Earlier this year at a Quebec Remparts-Chicoutimi Sagueneens playoff matchup, Roy and his son, Jonathan, were involved in a scuffle during which Jonathan skated across the ice and attacked the opposing goaltender, who clearly refused to fight. That little incident got Jonathan, a goaltender like his dad, suspended and fined. The elder Roy (the Remparts’ co-owner, general manager, and coach) was also suspended and fined for apparently encouraging (0:07 in video) his son to fight.

Just eight months later, it’s happened again. Frederick, Roy’s other son who also plays for the Remparts, has just been suspended for cross-checking an opposing player in the face during a timeout.

Both incidents call into question Roy’s integrity and the ideals he’s instilling in his sons. If you’re a hockey fan, you know fighting is a part of the game, but blatant goonery and thuggery have no place.

Roy has always been known to have an attitude and a bit of a violent streak. Like it or not, however, he is a role model. He needs to hold himself to a higher standard – not just for his own kids, but also for the thousands of young hockey players who look up to him. Even the Colorado Avalanche’s current starting goaltender, Peter Budaj, grew up idolizing his predecessor.

How can Roy overcome this bad press as of late? For one, he needs to remind his sons to play hard, but refrain from the cheap shots and maintain a low profile. He stated after the first incident that he has no control over the player’s actions on the ice during the heat of the moment, but we all know that’s false.

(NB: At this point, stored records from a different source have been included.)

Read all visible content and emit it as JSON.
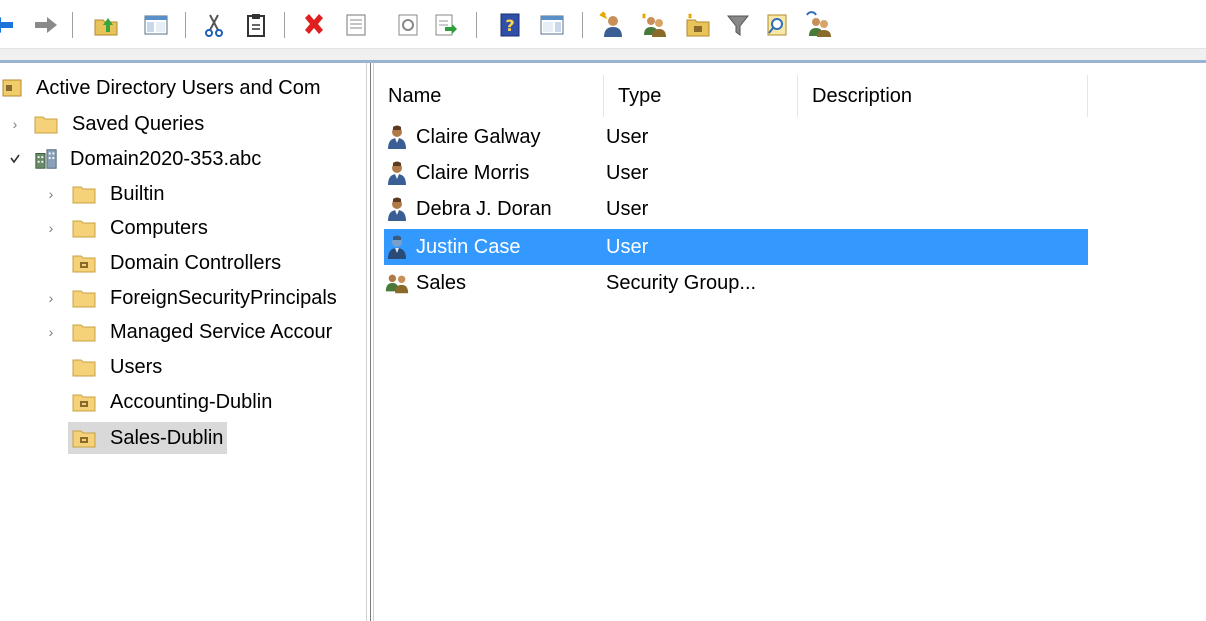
{
  "colors": {
    "selection": "#3399ff",
    "tree_selection": "#d9d9d9",
    "folder": "#f5d27a",
    "separator": "#a0a0a0"
  },
  "toolbar": {
    "buttons": [
      {
        "icon": "back-icon"
      },
      {
        "icon": "forward-icon"
      },
      {
        "icon": "up-folder-icon"
      },
      {
        "icon": "show-hide-console-tree-icon"
      },
      {
        "icon": "cut-icon"
      },
      {
        "icon": "paste-icon"
      },
      {
        "icon": "delete-icon"
      },
      {
        "icon": "properties-icon"
      },
      {
        "icon": "refresh-icon"
      },
      {
        "icon": "export-list-icon"
      },
      {
        "icon": "help-icon"
      },
      {
        "icon": "show-hide-action-pane-icon"
      },
      {
        "icon": "new-user-icon"
      },
      {
        "icon": "new-group-icon"
      },
      {
        "icon": "new-ou-icon"
      },
      {
        "icon": "filter-icon"
      },
      {
        "icon": "find-icon"
      },
      {
        "icon": "add-to-group-icon"
      }
    ]
  },
  "tree": {
    "root": "Active Directory Users and Com",
    "saved_queries": "Saved Queries",
    "domain": "Domain2020-353.abc",
    "items": [
      {
        "label": "Builtin",
        "icon": "folder-icon",
        "expandable": true
      },
      {
        "label": "Computers",
        "icon": "folder-icon",
        "expandable": true
      },
      {
        "label": "Domain Controllers",
        "icon": "ou-folder-icon",
        "expandable": false
      },
      {
        "label": "ForeignSecurityPrincipals",
        "icon": "folder-icon",
        "expandable": true
      },
      {
        "label": "Managed Service Accour",
        "icon": "folder-icon",
        "expandable": true
      },
      {
        "label": "Users",
        "icon": "folder-icon",
        "expandable": false
      },
      {
        "label": "Accounting-Dublin",
        "icon": "ou-folder-icon",
        "expandable": false
      },
      {
        "label": "Sales-Dublin",
        "icon": "ou-folder-icon",
        "expandable": false,
        "selected": true
      }
    ]
  },
  "list": {
    "columns": [
      "Name",
      "Type",
      "Description"
    ],
    "rows": [
      {
        "name": "Claire Galway",
        "type": "User",
        "icon": "user-icon"
      },
      {
        "name": "Claire Morris",
        "type": "User",
        "icon": "user-icon"
      },
      {
        "name": "Debra J. Doran",
        "type": "User",
        "icon": "user-icon"
      },
      {
        "name": "Justin Case",
        "type": "User",
        "icon": "user-icon",
        "selected": true
      },
      {
        "name": "Sales",
        "type": "Security Group...",
        "icon": "group-icon"
      }
    ]
  }
}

I think he also needs to teach his sons some humility – Jonathan apologized for the obscene gestures to the crowd, but not for pummeling the opposing goalie. There is a clear lack of good sportsmanship here and concern for the opposing player. What if the kid was seriously injured?

Finally, a donation to a child abuse organization may help boost his image. Hockey players may fight each other on the ice for little reason, but there are thousands of children who are on the receiving end of abuse every day and it is not part of a game.

I’m sure Roy wants to be remembered for his impressive career rather than the antics since his retirement. It’s high time he strapped on his game face once again and became a man to idolize both on and off the ice.

Left On A Jet Plane

1. I made it to New Jersey safe and sound. It’s definitely different to be in a house full of people and crazy pets again, if even for just a week. Looking forward to food, folks and fun. Wait, I think I just ripped off an old McDonald’s tagline.

2. While on my flight, I came across a fun little article about Pittsburgh in Southwest AirlinesSpirit Magazine. You might have trouble with the quiz, but I recommend reading through all the choices. It’s a good time.

3. It’s pretty sad that Pittsburgh International Airport isn’t as jumping as it used to be. Please come back, airlines.

I’m aware my posts have been pretty minimal and off-topic the past few days. Hence the “random things” in my tagline. I got it covered. 😉